Bastille Day

Out Now On-Demand

With law comes disorder.

Idris Elba (Beasts of No Nation) is a hard-as-nails cop in this crime drama who recruits a small-time thief (Richard Madden, Game of Thrones) to help catch a bigger fish.

Michael Mason (Madden) is an American pickpocket living in Paris who finds himself hunted by the CIA when he steals a bag that contains more than just a wallet. Sean Briar (Elba), the field agent on the case, soon realises that Michael is just a pawn in a much bigger game and is also his best asset to uncover a large-scale conspiracy. Going against commands, Briar recruits Michael to use his expert pickpocketing skills to help quickly track down the source of the corruption.

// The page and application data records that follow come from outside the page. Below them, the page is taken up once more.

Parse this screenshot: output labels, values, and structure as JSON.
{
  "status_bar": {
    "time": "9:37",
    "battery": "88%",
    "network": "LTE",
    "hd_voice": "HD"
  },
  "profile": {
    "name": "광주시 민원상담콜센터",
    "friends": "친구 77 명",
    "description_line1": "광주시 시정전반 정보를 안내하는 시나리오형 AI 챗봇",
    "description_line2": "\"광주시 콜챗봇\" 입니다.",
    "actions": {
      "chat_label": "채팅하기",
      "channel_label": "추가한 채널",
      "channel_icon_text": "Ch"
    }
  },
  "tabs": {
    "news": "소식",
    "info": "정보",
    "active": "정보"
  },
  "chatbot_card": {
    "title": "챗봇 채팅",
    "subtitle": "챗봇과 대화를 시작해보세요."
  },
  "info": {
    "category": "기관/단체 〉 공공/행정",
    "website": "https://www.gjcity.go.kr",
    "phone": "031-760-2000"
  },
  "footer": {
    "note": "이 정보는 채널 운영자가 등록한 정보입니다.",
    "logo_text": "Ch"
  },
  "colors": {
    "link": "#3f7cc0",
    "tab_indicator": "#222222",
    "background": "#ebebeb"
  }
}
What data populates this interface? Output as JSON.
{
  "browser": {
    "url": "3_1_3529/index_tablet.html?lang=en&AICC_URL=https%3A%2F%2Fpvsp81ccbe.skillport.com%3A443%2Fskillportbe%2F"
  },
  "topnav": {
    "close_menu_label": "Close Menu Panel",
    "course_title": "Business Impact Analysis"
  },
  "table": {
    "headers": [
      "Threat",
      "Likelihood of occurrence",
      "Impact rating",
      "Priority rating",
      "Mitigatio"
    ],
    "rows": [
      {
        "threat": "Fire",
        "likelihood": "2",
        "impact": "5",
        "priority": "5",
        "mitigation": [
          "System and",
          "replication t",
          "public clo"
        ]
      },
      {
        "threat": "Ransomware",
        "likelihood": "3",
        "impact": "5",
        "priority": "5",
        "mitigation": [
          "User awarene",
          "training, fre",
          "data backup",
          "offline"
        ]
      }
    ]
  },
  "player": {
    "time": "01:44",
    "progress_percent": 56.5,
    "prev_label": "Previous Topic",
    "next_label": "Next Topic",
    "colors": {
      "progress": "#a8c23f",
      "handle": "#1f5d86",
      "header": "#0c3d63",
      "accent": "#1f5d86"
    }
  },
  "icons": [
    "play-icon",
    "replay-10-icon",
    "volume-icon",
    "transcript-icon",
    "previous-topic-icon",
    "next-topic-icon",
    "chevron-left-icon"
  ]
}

Directed by

Written by



Rating: M Action violence, coarse language and nudity

France, USA


Aaron Yap


With all this wishful talk of Idris Elba making a great next Bond, who knew, he would be even more suited to taking the mantle of Jason Statham? Bastille Day offers adequate evidence of this, casting Elba’s towering, hulking physique in a punchy, if not particularly ambitious, showcase while slipping him pithy one-liners to offset how scary he can actually be.

It’s the sort of unremarkable, by-the- numbers, borderline-DTV fare that Luc Besson’s EuropaCorp are fond of cranking out, but there’s also something comforting in its utter absence of narrative surprise. The film functions as an agreeable between-tentpoles tonic for anyone who fears low-to- mid-budget actioners have now been completely crowded out from the big screen.

The plot is hilariously stupid, a terror-themed, torturously elaborate contrivance from the 24/Homeland playbook that would fall apart the minute you think about it (there’s even a Mr Robot-style subplot involving riot incitement via hashtags). Fortunately, director James Watkins (The Woman in Black) -- who still has a long way to go to shooting spatially coherent setpieces -- paces the film with a swift purposefulness, never allowing things to quieten down too much until the next time we see Elba shoot or bash someone in the face.

Late Stark brother Richard Madden, as the wrong-place- at-the- wrong time pickpocket whom Elba’s CIA operative is buddied up with, struggles to match his co-star’s charisma. Their repartee, often trading quips about their respective rogue methods, strains for comic relief. A serviceable-enough vehicle for Elba, but now he’s more than proven his action chops, let’s put him in the next Mad Max or something.

Empire (UK)


It rarely makes sense... but you’re never bored.

Guardian (UK)


It’s a bit silly maybe, with a plot that requires you to overlook the implausibility of a certain smartphone with no passcode protection. But there is a nifty premise.

Telegraph (UK)


The thing actually docking this unpretentious ride is a nagging shortage of charm...

Variety (USA)


It’s Watkins’ lean, keen instinct for choreographing and cutting action set pieces that keeps Bastille Day afloat.

Hollywood Reporter


A shoddy blend of V for Vendetta and Mr. Robot but without the budget bandwidth or style of either.

Time Out London


If you’ve ever fantasised about a Luther-Robb Stark crimefighting duo, look no further.

Independent (UK)


A cheesy but enjoyable Paris set thriller which underlines Idrs Elba's fast rising credentials as an action hero.

Enjoyable Enough

Went in not knowing anything at all about this movie so was surprised when I actually quite enjoyed it. Plot not very plausible but is funny at times and never leaves you with a boring part throughout the whole movie. Gosh Idris Elba always looks hot and so does Richard Madden in this one